## [INSTRUCTIONS TO FOLLOW]
In your copy of the data, include no pictures and alter nothing else.

━━━━━ DATA SHOWN

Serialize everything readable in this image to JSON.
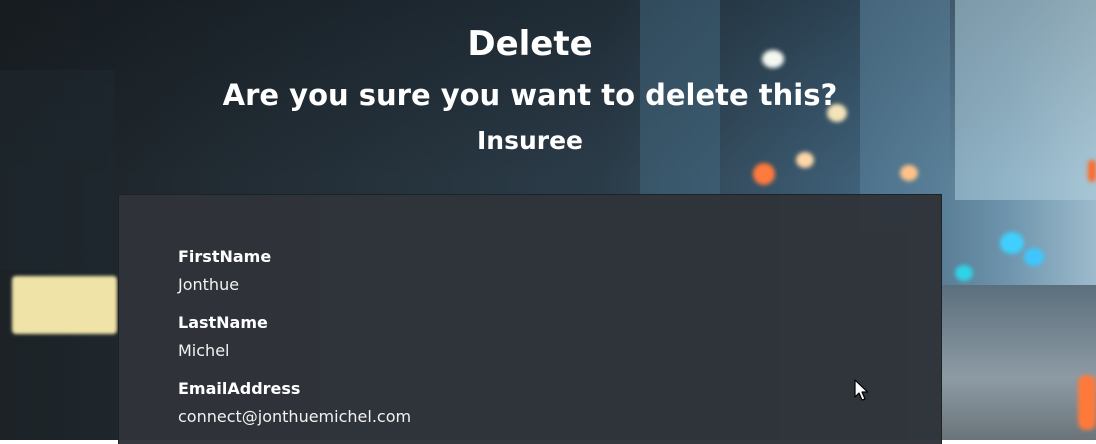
{
  "page": {
    "title": "Delete",
    "confirm_question": "Are you sure you want to delete this?",
    "entity_name": "Insuree"
  },
  "details": {
    "fields": [
      {
        "label": "FirstName",
        "value": "Jonthue"
      },
      {
        "label": "LastName",
        "value": "Michel"
      },
      {
        "label": "EmailAddress",
        "value": "connect@jonthuemichel.com"
      }
    ]
  },
  "theme": {
    "panel_bg": "#2f343a",
    "text_color": "#ffffff"
  },
  "icons": {
    "cursor": "mouse-pointer-icon"
  }
}
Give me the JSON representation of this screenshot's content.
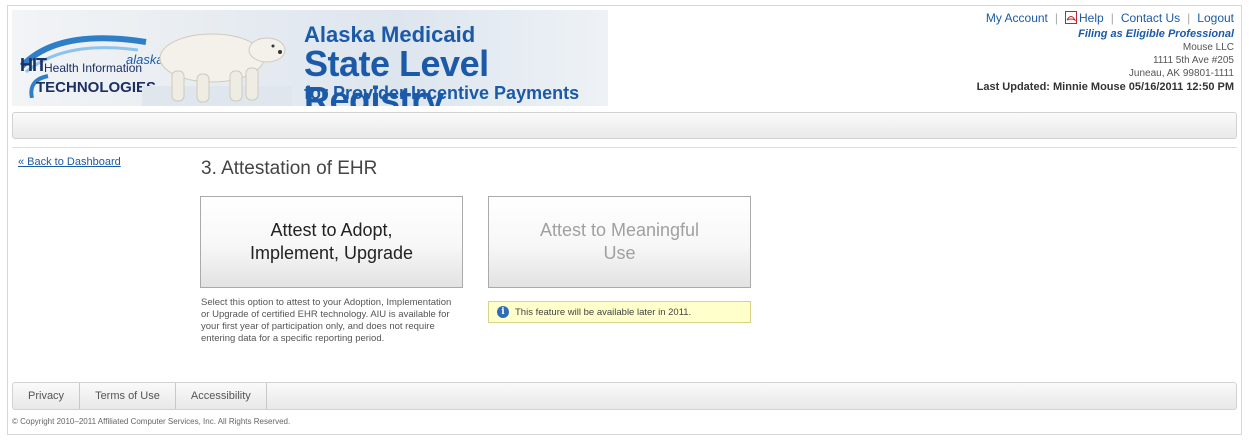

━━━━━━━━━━

## [EXERCISE OUTPUT]
Serialize everything readable in this image to JSON.
{
  "page": {
    "title": "Delete",
    "confirm_question": "Are you sure you want to delete this?",
    "entity_name": "Insuree"
  },
  "details": {
    "fields": [
      {
        "label": "FirstName",
        "value": "Jonthue"
      },
      {
        "label": "LastName",
        "value": "Michel"
      },
      {
        "label": "EmailAddress",
        "value": "connect@jonthuemichel.com"
      }
    ]
  },
  "theme": {
    "panel_bg": "#2f343a",
    "text_color": "#ffffff"
  },
  "icons": {
    "cursor": "mouse-pointer-icon"
  }
}
Give me the JSON representation of this screenshot's content.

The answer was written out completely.